If your dog is diagnosed with severe hip dysplasia, the above tips may be helpful. However, surgery is often considered the best treatment option for severe hip dysplasia, especially in younger dogs without arthritis.

Surgery for Hip Dysplasia in Dogs

There are several surgical options for the treatment of canine hip dysplasia. Your veterinarian will most likely have referred you to a veterinarian who is board-certified through the ACVS. This surgeon will talk with you, examine your dog, and review the radiographs. In some cases, additional radiographs or other diagnostic tests will be recommended. Then, the surgeon will consider several factors, such as size, age, severity of disease, and risk factors, before determining the right course of treatment for your dog.

If surgery is recommended, one of the following surgical procedures will most likely be performed:  

Juvenile Pubic Symphysiodesis: This procedure is performed on very young puppies (ideally younger than 18 weeks) who show very early signs of hip dysplasia as confirmed by specially-positioned radiographs. JPS is intended to alter the shape of the pelvis and stop the growth of the pubis (a part of the pelvis). This should decrease joint laxity by allowing better coverage of the ball portion of the joint and allow the hips to develop more normally as the puppy grows. JPS is a fairly minor procedure that only requires a short hospital stay (some dogs can go home the same day).

Pelvic Osteotomy: Double or triple pelvic osteotomy (DPO/TPO) surgery is an option for younger dogs with hip dysplasia but no arthritis. During a DPO or TPO, the pelvic bone is cut in two to three places. The surgeon rotates the segments of the pelvis and may secure them with plates and screws. The result is a better ball-in-socket fit, decreasing hip laxity. If hip laxity is severe, this is likely not the best surgical option.

Femoral Head Ostectomy: During an FHO, the surgeon removes the head of the femur, including the ball portion of the hip joint so that there is no longer painful movement of the abnormal joint. The FHO leaves no joint at the hip; instead, it is designed to allow the muscles in that area to adapt and support the leg. During recovery, the muscles in the hip area change the way the leg and pelvis function during movement. The FHO will not result in a completely normal hip function, but it will greatly reduce the pain caused by hip dysplasia. However, FHO is generally not recommended for larger dogs due to the fact that there is no longer an actual joint. Increased weight makes it more difficult for the muscles in that area to form the support needed without a hip joint.

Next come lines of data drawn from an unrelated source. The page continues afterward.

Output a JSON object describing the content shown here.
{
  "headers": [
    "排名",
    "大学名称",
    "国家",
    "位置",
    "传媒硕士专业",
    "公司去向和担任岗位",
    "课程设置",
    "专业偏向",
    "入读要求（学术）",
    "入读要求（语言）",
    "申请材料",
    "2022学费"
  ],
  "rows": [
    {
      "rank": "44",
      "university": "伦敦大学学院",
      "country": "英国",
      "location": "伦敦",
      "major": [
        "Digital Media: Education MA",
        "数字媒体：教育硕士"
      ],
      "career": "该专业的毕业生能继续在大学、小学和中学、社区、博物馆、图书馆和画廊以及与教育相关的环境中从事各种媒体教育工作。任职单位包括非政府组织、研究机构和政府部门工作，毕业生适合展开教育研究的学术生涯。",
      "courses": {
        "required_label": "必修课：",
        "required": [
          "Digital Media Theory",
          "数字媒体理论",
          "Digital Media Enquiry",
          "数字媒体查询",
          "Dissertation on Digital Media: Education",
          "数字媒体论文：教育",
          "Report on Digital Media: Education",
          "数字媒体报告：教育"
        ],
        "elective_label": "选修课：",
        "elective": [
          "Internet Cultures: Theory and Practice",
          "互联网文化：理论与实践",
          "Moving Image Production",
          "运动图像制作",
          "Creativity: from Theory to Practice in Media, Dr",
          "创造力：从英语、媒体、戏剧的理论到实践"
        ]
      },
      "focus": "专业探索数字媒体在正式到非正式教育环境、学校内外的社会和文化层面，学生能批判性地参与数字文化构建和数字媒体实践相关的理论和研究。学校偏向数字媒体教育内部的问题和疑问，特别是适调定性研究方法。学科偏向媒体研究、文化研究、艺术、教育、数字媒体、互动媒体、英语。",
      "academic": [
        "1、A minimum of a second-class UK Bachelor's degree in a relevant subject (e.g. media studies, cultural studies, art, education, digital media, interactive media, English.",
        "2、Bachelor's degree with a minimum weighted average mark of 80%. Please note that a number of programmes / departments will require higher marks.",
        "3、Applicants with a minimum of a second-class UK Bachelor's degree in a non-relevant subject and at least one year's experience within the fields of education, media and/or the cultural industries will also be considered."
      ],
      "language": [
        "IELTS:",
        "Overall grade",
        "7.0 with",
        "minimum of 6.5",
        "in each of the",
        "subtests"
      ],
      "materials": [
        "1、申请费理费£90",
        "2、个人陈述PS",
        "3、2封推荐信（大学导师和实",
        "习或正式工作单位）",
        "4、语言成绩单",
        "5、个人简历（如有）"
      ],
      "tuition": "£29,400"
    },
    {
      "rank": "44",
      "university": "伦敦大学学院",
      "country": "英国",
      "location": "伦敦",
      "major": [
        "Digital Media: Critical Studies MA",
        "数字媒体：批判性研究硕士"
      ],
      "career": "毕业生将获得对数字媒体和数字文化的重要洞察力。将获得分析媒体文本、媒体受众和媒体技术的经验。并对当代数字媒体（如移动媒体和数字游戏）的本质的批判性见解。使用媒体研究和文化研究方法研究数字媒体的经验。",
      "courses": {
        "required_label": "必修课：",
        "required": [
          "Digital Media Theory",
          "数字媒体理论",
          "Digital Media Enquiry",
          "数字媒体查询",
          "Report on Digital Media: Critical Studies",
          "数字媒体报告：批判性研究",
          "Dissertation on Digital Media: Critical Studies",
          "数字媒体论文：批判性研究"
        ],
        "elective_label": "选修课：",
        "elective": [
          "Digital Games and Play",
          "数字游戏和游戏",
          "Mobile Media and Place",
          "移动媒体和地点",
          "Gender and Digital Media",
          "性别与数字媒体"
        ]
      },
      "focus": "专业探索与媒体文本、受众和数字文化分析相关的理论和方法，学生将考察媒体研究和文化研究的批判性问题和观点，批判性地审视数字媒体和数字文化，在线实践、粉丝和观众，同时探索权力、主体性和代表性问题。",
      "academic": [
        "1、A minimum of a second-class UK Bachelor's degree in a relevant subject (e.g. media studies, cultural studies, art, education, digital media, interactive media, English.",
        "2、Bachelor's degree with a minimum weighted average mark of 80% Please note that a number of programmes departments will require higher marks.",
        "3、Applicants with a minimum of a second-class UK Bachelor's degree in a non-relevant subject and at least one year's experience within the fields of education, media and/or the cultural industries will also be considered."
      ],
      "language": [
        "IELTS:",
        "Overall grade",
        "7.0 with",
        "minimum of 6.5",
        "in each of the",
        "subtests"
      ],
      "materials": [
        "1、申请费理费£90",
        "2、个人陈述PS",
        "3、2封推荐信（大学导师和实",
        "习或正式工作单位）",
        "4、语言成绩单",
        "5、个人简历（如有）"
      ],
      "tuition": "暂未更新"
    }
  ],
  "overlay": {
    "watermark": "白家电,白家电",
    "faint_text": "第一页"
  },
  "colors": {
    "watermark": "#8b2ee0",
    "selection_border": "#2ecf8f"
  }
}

Total Hip Replacement: THR is a major surgery that involves removing the deformed ball and socket and replacing it with implants (made from metal and plastic). The implants are designed to fit just like a normally functioning hip and generally allow full range of motion. Successful THR surgery cures hip dysplasia, eliminating hip pain and allowing the hip joint to function normally. THR cannot be performed on younger dogs as they are still developing. If you have a young dog and your surgeon recommends THR, your dog will be medically managed until he is mature enough for the surgical procedure. Because THR is such a major surgically procedure, it is usually only recommended for the most severe cases.

After Your Dog's Hip Surgery

Your dog will need to recover after surgery so he can heal properly and regain the best function possible. Recovery time depends on the type of surgery done and your dog's individual rate of healing. Exercise restriction will be required, but your dog will also need to move the hips in a controlled manner. Physical therapy is an important part of the recovery process, whether you do it at home with instructions from your vet, or you take your dog to a canine rehabilitation practitioner.

Which Option is Right For Your Dog?

Talk to your veterinarian or veterinary surgeon about the expected risks, recovery times, success rates and expense of the recommended options so you can make an informed decision. When in doubt, consider seeking a second opinion. Surgery is a serious step which one should not take lightly. Consider all factors before jumping in. You dog will thank you for it.